In the data below, find each line containing the string "title" and return it.

[App and web page records]
====

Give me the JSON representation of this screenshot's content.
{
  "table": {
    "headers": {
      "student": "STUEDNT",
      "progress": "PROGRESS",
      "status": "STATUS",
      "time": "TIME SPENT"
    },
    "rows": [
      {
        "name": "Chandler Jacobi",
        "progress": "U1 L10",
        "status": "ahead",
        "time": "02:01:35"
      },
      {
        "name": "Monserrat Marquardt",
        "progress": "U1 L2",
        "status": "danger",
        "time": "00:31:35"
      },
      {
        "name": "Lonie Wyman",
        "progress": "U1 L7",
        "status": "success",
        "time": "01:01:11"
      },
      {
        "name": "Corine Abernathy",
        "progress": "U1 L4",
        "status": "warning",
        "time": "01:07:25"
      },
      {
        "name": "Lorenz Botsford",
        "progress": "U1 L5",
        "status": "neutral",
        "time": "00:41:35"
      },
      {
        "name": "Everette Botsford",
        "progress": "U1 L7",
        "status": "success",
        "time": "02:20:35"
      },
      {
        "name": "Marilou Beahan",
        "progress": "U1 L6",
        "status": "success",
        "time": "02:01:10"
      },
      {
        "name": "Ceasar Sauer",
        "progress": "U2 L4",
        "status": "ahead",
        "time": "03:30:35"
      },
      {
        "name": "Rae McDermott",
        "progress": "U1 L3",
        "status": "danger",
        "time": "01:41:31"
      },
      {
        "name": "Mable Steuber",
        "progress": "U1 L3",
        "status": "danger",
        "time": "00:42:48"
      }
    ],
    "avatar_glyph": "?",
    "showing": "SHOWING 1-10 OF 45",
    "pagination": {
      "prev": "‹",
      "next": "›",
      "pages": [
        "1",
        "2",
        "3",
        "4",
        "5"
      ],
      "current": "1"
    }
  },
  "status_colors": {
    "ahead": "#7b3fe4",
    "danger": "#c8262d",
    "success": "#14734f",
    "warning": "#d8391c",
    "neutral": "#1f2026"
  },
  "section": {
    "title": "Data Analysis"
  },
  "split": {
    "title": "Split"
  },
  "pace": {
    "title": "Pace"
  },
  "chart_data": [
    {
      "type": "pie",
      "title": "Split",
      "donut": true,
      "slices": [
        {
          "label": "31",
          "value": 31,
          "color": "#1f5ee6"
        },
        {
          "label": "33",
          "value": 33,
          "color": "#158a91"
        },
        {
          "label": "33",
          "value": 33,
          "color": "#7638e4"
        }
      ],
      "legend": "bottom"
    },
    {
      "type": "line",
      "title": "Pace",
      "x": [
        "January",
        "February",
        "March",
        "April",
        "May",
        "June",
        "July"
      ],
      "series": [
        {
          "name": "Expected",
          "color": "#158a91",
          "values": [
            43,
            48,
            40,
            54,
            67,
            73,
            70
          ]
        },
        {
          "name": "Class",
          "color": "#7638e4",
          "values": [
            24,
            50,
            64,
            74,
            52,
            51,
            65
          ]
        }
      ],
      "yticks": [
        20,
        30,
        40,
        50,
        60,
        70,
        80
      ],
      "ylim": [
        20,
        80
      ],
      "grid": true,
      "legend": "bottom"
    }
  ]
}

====

▸ **ANSWER SECTION**:
    "title": "Data Analysis"
    "title": "Split"
    "title": "Pace"
      "title": "Split",
      "title": "Pace",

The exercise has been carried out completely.